» Component data from apps and pages
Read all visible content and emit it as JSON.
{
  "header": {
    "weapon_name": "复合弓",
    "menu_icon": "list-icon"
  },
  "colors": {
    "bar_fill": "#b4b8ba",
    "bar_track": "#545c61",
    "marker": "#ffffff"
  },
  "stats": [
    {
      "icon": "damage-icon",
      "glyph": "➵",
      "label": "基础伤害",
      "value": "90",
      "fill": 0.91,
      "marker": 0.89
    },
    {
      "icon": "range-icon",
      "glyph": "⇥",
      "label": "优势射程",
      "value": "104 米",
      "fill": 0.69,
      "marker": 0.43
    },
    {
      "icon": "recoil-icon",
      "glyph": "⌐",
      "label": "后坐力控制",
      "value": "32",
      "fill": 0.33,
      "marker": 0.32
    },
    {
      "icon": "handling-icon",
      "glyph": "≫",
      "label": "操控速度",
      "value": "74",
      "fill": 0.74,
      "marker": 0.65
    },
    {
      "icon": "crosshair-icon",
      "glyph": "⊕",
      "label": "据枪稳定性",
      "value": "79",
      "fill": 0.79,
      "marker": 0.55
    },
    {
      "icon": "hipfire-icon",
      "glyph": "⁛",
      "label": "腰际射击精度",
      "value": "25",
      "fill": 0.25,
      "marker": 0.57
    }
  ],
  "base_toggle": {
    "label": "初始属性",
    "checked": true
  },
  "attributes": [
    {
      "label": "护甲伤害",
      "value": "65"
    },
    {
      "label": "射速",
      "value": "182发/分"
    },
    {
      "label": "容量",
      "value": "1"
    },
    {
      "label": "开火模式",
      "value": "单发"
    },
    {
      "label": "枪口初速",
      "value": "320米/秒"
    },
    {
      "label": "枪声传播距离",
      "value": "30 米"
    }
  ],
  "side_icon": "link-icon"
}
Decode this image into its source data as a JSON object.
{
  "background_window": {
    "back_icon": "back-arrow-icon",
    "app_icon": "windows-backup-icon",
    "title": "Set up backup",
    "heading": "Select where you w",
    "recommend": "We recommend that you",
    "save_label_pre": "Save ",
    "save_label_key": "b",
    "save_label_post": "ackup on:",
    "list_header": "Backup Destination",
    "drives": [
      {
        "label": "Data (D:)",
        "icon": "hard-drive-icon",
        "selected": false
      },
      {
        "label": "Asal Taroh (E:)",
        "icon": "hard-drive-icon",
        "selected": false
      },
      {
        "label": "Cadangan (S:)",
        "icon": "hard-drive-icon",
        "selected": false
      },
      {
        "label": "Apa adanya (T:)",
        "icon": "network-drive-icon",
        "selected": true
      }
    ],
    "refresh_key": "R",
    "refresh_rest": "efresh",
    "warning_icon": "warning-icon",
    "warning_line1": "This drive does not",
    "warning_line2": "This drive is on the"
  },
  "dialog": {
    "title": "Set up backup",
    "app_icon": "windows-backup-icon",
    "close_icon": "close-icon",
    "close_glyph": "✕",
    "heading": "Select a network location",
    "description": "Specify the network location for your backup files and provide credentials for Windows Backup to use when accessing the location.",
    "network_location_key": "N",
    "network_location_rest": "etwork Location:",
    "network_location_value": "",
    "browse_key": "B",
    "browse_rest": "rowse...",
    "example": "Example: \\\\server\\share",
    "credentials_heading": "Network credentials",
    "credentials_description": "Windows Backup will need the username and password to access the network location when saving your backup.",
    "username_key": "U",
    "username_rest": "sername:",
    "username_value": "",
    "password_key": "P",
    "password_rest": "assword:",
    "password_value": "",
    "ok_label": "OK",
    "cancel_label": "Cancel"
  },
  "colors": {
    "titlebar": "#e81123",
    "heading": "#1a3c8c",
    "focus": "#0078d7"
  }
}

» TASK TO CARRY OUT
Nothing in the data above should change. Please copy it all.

» EXPECTED OUTPUT
Read all visible content and emit it as JSON.
{
  "header": {
    "weapon_name": "复合弓",
    "menu_icon": "list-icon"
  },
  "colors": {
    "bar_fill": "#b4b8ba",
    "bar_track": "#545c61",
    "marker": "#ffffff"
  },
  "stats": [
    {
      "icon": "damage-icon",
      "glyph": "➵",
      "label": "基础伤害",
      "value": "90",
      "fill": 0.91,
      "marker": 0.89
    },
    {
      "icon": "range-icon",
      "glyph": "⇥",
      "label": "优势射程",
      "value": "104 米",
      "fill": 0.69,
      "marker": 0.43
    },
    {
      "icon": "recoil-icon",
      "glyph": "⌐",
      "label": "后坐力控制",
      "value": "32",
      "fill": 0.33,
      "marker": 0.32
    },
    {
      "icon": "handling-icon",
      "glyph": "≫",
      "label": "操控速度",
      "value": "74",
      "fill": 0.74,
      "marker": 0.65
    },
    {
      "icon": "crosshair-icon",
      "glyph": "⊕",
      "label": "据枪稳定性",
      "value": "79",
      "fill": 0.79,
      "marker": 0.55
    },
    {
      "icon": "hipfire-icon",
      "glyph": "⁛",
      "label": "腰际射击精度",
      "value": "25",
      "fill": 0.25,
      "marker": 0.57
    }
  ],
  "base_toggle": {
    "label": "初始属性",
    "checked": true
  },
  "attributes": [
    {
      "label": "护甲伤害",
      "value": "65"
    },
    {
      "label": "射速",
      "value": "182发/分"
    },
    {
      "label": "容量",
      "value": "1"
    },
    {
      "label": "开火模式",
      "value": "单发"
    },
    {
      "label": "枪口初速",
      "value": "320米/秒"
    },
    {
      "label": "枪声传播距离",
      "value": "30 米"
    }
  ],
  "side_icon": "link-icon"
}
Decode this image into its source data as a JSON object.
{
  "background_window": {
    "back_icon": "back-arrow-icon",
    "app_icon": "windows-backup-icon",
    "title": "Set up backup",
    "heading": "Select where you w",
    "recommend": "We recommend that you",
    "save_label_pre": "Save ",
    "save_label_key": "b",
    "save_label_post": "ackup on:",
    "list_header": "Backup Destination",
    "drives": [
      {
        "label": "Data (D:)",
        "icon": "hard-drive-icon",
        "selected": false
      },
      {
        "label": "Asal Taroh (E:)",
        "icon": "hard-drive-icon",
        "selected": false
      },
      {
        "label": "Cadangan (S:)",
        "icon": "hard-drive-icon",
        "selected": false
      },
      {
        "label": "Apa adanya (T:)",
        "icon": "network-drive-icon",
        "selected": true
      }
    ],
    "refresh_key": "R",
    "refresh_rest": "efresh",
    "warning_icon": "warning-icon",
    "warning_line1": "This drive does not",
    "warning_line2": "This drive is on the"
  },
  "dialog": {
    "title": "Set up backup",
    "app_icon": "windows-backup-icon",
    "close_icon": "close-icon",
    "close_glyph": "✕",
    "heading": "Select a network location",
    "description": "Specify the network location for your backup files and provide credentials for Windows Backup to use when accessing the location.",
    "network_location_key": "N",
    "network_location_rest": "etwork Location:",
    "network_location_value": "",
    "browse_key": "B",
    "browse_rest": "rowse...",
    "example": "Example: \\\\server\\share",
    "credentials_heading": "Network credentials",
    "credentials_description": "Windows Backup will need the username and password to access the network location when saving your backup.",
    "username_key": "U",
    "username_rest": "sername:",
    "username_value": "",
    "password_key": "P",
    "password_rest": "assword:",
    "password_value": "",
    "ok_label": "OK",
    "cancel_label": "Cancel"
  },
  "colors": {
    "titlebar": "#e81123",
    "heading": "#1a3c8c",
    "focus": "#0078d7"
  }
}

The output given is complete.